This week we have been reflecting on Jesus’ command that we are to pray for and love our enemies (Matt. 5:44-45). Jesus’ words are as disruptive now as they were two thousand years ago, challenging the status quo way the world operates. A prayer for one’s enemies is disruptive. Loving action is really disruptive. And yet this is the Jesus Way. This is the ethic of the kingdom that Jesus inaugurated on earth; the way we as his followers are called to walk in and live out.
I recently finished reading NT Wright’s book The Day The Revolution Began. Toward the end of the book, Wright highlights two different shootings – Charleston in 2015 and the Amish school in 2006 – as striking examples of how forgiveness was extended by communities who had embraced the Jesus Way. His reflection is worth noting:
“These incidents, widely reported, strike secular journalists and their readers as strange to the point of being almost incredible. Do these people really mean it? It is clear that they do. The forgiveness was unforced. It wasn’t said through clenched teeth, in outward conformity to a moral standard, while the heart remained bitter. Forgiveness was already a way of life in these communities. They were merely exemplifying and extending, in horrific circumstances, the character they had already learned and practiced.”
In the midst of tragedy and evil, these communities were able to love their enemies because they had already been practicing the Jesus Way.
As I reflect on this I have a few takeaways:

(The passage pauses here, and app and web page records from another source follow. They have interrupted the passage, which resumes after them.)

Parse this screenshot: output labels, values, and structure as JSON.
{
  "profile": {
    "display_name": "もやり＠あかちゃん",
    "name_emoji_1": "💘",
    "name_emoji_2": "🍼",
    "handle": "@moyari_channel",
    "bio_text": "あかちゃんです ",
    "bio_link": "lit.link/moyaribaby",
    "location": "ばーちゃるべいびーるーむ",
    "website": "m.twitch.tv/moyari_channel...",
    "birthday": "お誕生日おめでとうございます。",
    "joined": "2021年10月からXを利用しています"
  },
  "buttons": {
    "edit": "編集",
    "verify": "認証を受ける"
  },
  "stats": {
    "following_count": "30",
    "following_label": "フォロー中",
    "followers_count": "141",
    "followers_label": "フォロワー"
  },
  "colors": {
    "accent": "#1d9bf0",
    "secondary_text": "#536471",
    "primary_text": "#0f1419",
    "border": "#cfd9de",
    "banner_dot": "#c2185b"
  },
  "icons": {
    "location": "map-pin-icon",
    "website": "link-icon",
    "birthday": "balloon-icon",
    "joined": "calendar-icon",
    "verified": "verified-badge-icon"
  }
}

- A true love for one’s enemies must flow from a heart that has been changed by the love of God. If our hearts haven’t truly experienced the amazing love of God – and if we’re not actively abiding in His love – we will lack the capacity to truly forgive and love those who oppose us. We learn to love and forgive at the feet of a Savior who loved us while we were his enemies (Rom. 5:10).
- In both of these tragedies, forgiveness was extended from a community. The significance of being actively involved in a community – doing life together – cannot be underestimated when it comes to living in the Jesus Way. We need each other. We need the fellowship of believers to encourage, admonish and remind us to live in the ways of the kingdom. If we are isolated we will lack the strength and support that comes from the body of Christ.
- Loving your enemies is something you must practice. We can practice loving our enemies by beginning to pray for those who oppose us, who make life difficult, who wish to harm us. We can take steps to reach out in love when the opportunity presents itself. When something becomes a way of life – as it had in Charleston and the Amish community – it is then possible to live into that in even the most horrific of circumstances.
Where is God moving you to take action in order to love your enemies? How can we engage in disruptive prayer? May He grant us the grace and strength to live into the Jesus Way.
We hope you’ve have had a great week of reflecting, praying and taking steps to love your enemies.